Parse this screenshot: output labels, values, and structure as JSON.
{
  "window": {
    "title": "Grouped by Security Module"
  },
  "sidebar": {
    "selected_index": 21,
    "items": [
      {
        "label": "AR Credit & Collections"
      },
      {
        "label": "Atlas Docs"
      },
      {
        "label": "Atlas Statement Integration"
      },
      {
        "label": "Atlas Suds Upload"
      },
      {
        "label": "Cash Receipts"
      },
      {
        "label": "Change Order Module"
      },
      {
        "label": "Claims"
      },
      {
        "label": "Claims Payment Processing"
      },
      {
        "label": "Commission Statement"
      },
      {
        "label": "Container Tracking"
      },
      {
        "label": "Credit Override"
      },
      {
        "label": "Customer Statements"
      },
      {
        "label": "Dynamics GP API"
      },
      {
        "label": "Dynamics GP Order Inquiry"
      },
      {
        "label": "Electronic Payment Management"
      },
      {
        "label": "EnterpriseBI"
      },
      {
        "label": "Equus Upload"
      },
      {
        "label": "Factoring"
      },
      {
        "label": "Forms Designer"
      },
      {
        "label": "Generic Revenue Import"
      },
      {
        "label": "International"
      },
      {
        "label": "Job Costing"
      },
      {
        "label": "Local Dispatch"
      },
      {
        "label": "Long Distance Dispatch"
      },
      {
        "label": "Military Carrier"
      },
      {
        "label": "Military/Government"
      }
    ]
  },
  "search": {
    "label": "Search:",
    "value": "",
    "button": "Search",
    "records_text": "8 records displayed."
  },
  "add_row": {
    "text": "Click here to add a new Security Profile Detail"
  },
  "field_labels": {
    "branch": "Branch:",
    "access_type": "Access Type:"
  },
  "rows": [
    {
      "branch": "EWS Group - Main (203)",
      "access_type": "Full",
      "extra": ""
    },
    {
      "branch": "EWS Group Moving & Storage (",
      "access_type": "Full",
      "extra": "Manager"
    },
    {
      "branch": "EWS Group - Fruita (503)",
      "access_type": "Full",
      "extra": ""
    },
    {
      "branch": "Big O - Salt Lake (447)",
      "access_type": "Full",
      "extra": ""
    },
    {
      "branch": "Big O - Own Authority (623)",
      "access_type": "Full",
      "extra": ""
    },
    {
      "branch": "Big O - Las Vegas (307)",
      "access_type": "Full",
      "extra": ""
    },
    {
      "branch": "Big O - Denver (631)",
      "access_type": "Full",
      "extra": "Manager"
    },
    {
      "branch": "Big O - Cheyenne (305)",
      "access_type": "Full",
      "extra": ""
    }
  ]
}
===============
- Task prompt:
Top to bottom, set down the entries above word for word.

- Expected output:
Parse this screenshot: output labels, values, and structure as JSON.
{
  "window": {
    "title": "Grouped by Security Module"
  },
  "sidebar": {
    "selected_index": 21,
    "items": [
      {
        "label": "AR Credit & Collections"
      },
      {
        "label": "Atlas Docs"
      },
      {
        "label": "Atlas Statement Integration"
      },
      {
        "label": "Atlas Suds Upload"
      },
      {
        "label": "Cash Receipts"
      },
      {
        "label": "Change Order Module"
      },
      {
        "label": "Claims"
      },
      {
        "label": "Claims Payment Processing"
      },
      {
        "label": "Commission Statement"
      },
      {
        "label": "Container Tracking"
      },
      {
        "label": "Credit Override"
      },
      {
        "label": "Customer Statements"
      },
      {
        "label": "Dynamics GP API"
      },
      {
        "label": "Dynamics GP Order Inquiry"
      },
      {
        "label": "Electronic Payment Management"
      },
      {
        "label": "EnterpriseBI"
      },
      {
        "label": "Equus Upload"
      },
      {
        "label": "Factoring"
      },
      {
        "label": "Forms Designer"
      },
      {
        "label": "Generic Revenue Import"
      },
      {
        "label": "International"
      },
      {
        "label": "Job Costing"
      },
      {
        "label": "Local Dispatch"
      },
      {
        "label": "Long Distance Dispatch"
      },
      {
        "label": "Military Carrier"
      },
      {
        "label": "Military/Government"
      }
    ]
  },
  "search": {
    "label": "Search:",
    "value": "",
    "button": "Search",
    "records_text": "8 records displayed."
  },
  "add_row": {
    "text": "Click here to add a new Security Profile Detail"
  },
  "field_labels": {
    "branch": "Branch:",
    "access_type": "Access Type:"
  },
  "rows": [
    {
      "branch": "EWS Group - Main (203)",
      "access_type": "Full",
      "extra": ""
    },
    {
      "branch": "EWS Group Moving & Storage (",
      "access_type": "Full",
      "extra": "Manager"
    },
    {
      "branch": "EWS Group - Fruita (503)",
      "access_type": "Full",
      "extra": ""
    },
    {
      "branch": "Big O - Salt Lake (447)",
      "access_type": "Full",
      "extra": ""
    },
    {
      "branch": "Big O - Own Authority (623)",
      "access_type": "Full",
      "extra": ""
    },
    {
      "branch": "Big O - Las Vegas (307)",
      "access_type": "Full",
      "extra": ""
    },
    {
      "branch": "Big O - Denver (631)",
      "access_type": "Full",
      "extra": "Manager"
    },
    {
      "branch": "Big O - Cheyenne (305)",
      "access_type": "Full",
      "extra": ""
    }
  ]
}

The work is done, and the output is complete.